Supplied information START
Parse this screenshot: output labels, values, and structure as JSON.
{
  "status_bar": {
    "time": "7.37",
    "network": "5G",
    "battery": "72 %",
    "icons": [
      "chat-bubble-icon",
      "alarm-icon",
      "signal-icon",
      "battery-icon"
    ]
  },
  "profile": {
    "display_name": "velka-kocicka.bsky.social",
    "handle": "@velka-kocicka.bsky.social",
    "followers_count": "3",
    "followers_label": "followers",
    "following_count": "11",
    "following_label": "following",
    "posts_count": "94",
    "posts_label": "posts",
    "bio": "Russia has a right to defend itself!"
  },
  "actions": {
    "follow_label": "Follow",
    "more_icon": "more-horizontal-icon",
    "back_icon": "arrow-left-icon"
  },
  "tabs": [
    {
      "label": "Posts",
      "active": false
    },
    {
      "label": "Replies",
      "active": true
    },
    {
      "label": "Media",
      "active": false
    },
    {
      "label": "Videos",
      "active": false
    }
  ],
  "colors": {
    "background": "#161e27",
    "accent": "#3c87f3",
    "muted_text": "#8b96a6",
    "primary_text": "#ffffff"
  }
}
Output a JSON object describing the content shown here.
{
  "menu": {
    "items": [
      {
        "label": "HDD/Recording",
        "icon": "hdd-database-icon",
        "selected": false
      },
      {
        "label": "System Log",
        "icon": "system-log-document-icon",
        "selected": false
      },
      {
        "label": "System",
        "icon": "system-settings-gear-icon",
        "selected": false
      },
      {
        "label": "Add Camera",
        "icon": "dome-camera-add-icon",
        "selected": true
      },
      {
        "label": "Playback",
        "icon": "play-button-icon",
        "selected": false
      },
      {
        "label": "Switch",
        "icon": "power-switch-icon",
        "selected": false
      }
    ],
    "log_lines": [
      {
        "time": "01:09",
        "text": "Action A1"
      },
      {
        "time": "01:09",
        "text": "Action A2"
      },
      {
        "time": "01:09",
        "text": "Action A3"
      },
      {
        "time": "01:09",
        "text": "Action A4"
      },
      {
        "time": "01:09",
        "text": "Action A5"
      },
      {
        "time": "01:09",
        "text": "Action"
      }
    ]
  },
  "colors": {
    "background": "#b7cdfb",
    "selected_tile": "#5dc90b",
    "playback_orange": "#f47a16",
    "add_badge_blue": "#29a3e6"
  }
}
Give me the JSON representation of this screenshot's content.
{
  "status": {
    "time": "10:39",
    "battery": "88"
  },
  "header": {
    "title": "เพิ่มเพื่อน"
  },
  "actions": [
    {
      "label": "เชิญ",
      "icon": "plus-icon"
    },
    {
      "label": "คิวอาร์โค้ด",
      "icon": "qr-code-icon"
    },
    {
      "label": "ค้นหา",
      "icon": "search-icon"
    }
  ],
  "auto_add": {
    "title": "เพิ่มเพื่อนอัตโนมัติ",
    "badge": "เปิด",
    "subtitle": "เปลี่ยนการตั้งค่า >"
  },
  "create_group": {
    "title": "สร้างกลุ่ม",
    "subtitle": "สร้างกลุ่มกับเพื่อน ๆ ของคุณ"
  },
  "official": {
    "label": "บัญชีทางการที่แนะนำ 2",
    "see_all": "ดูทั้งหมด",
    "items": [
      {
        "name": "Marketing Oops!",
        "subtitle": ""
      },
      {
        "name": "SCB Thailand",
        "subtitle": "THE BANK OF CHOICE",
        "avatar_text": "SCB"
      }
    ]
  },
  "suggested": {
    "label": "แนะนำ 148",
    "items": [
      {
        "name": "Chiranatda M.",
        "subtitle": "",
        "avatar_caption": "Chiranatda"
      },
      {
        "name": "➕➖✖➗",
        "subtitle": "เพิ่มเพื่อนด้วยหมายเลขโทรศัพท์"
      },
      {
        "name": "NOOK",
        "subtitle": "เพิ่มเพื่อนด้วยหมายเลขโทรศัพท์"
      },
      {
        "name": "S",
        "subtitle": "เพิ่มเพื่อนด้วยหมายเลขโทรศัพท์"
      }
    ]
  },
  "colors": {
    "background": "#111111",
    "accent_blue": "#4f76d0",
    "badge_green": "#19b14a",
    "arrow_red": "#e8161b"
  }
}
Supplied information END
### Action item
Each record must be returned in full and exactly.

### Task result
Parse this screenshot: output labels, values, and structure as JSON.
{
  "status_bar": {
    "time": "7.37",
    "network": "5G",
    "battery": "72 %",
    "icons": [
      "chat-bubble-icon",
      "alarm-icon",
      "signal-icon",
      "battery-icon"
    ]
  },
  "profile": {
    "display_name": "velka-kocicka.bsky.social",
    "handle": "@velka-kocicka.bsky.social",
    "followers_count": "3",
    "followers_label": "followers",
    "following_count": "11",
    "following_label": "following",
    "posts_count": "94",
    "posts_label": "posts",
    "bio": "Russia has a right to defend itself!"
  },
  "actions": {
    "follow_label": "Follow",
    "more_icon": "more-horizontal-icon",
    "back_icon": "arrow-left-icon"
  },
  "tabs": [
    {
      "label": "Posts",
      "active": false
    },
    {
      "label": "Replies",
      "active": true
    },
    {
      "label": "Media",
      "active": false
    },
    {
      "label": "Videos",
      "active": false
    }
  ],
  "colors": {
    "background": "#161e27",
    "accent": "#3c87f3",
    "muted_text": "#8b96a6",
    "primary_text": "#ffffff"
  }
}
Output a JSON object describing the content shown here.
{
  "menu": {
    "items": [
      {
        "label": "HDD/Recording",
        "icon": "hdd-database-icon",
        "selected": false
      },
      {
        "label": "System Log",
        "icon": "system-log-document-icon",
        "selected": false
      },
      {
        "label": "System",
        "icon": "system-settings-gear-icon",
        "selected": false
      },
      {
        "label": "Add Camera",
        "icon": "dome-camera-add-icon",
        "selected": true
      },
      {
        "label": "Playback",
        "icon": "play-button-icon",
        "selected": false
      },
      {
        "label": "Switch",
        "icon": "power-switch-icon",
        "selected": false
      }
    ],
    "log_lines": [
      {
        "time": "01:09",
        "text": "Action A1"
      },
      {
        "time": "01:09",
        "text": "Action A2"
      },
      {
        "time": "01:09",
        "text": "Action A3"
      },
      {
        "time": "01:09",
        "text": "Action A4"
      },
      {
        "time": "01:09",
        "text": "Action A5"
      },
      {
        "time": "01:09",
        "text": "Action"
      }
    ]
  },
  "colors": {
    "background": "#b7cdfb",
    "selected_tile": "#5dc90b",
    "playback_orange": "#f47a16",
    "add_badge_blue": "#29a3e6"
  }
}
Give me the JSON representation of this screenshot's content.
{
  "status": {
    "time": "10:39",
    "battery": "88"
  },
  "header": {
    "title": "เพิ่มเพื่อน"
  },
  "actions": [
    {
      "label": "เชิญ",
      "icon": "plus-icon"
    },
    {
      "label": "คิวอาร์โค้ด",
      "icon": "qr-code-icon"
    },
    {
      "label": "ค้นหา",
      "icon": "search-icon"
    }
  ],
  "auto_add": {
    "title": "เพิ่มเพื่อนอัตโนมัติ",
    "badge": "เปิด",
    "subtitle": "เปลี่ยนการตั้งค่า >"
  },
  "create_group": {
    "title": "สร้างกลุ่ม",
    "subtitle": "สร้างกลุ่มกับเพื่อน ๆ ของคุณ"
  },
  "official": {
    "label": "บัญชีทางการที่แนะนำ 2",
    "see_all": "ดูทั้งหมด",
    "items": [
      {
        "name": "Marketing Oops!",
        "subtitle": ""
      },
      {
        "name": "SCB Thailand",
        "subtitle": "THE BANK OF CHOICE",
        "avatar_text": "SCB"
      }
    ]
  },
  "suggested": {
    "label": "แนะนำ 148",
    "items": [
      {
        "name": "Chiranatda M.",
        "subtitle": "",
        "avatar_caption": "Chiranatda"
      },
      {
        "name": "➕➖✖➗",
        "subtitle": "เพิ่มเพื่อนด้วยหมายเลขโทรศัพท์"
      },
      {
        "name": "NOOK",
        "subtitle": "เพิ่มเพื่อนด้วยหมายเลขโทรศัพท์"
      },
      {
        "name": "S",
        "subtitle": "เพิ่มเพื่อนด้วยหมายเลขโทรศัพท์"
      }
    ]
  },
  "colors": {
    "background": "#111111",
    "accent_blue": "#4f76d0",
    "badge_green": "#19b14a",
    "arrow_red": "#e8161b"
  }
}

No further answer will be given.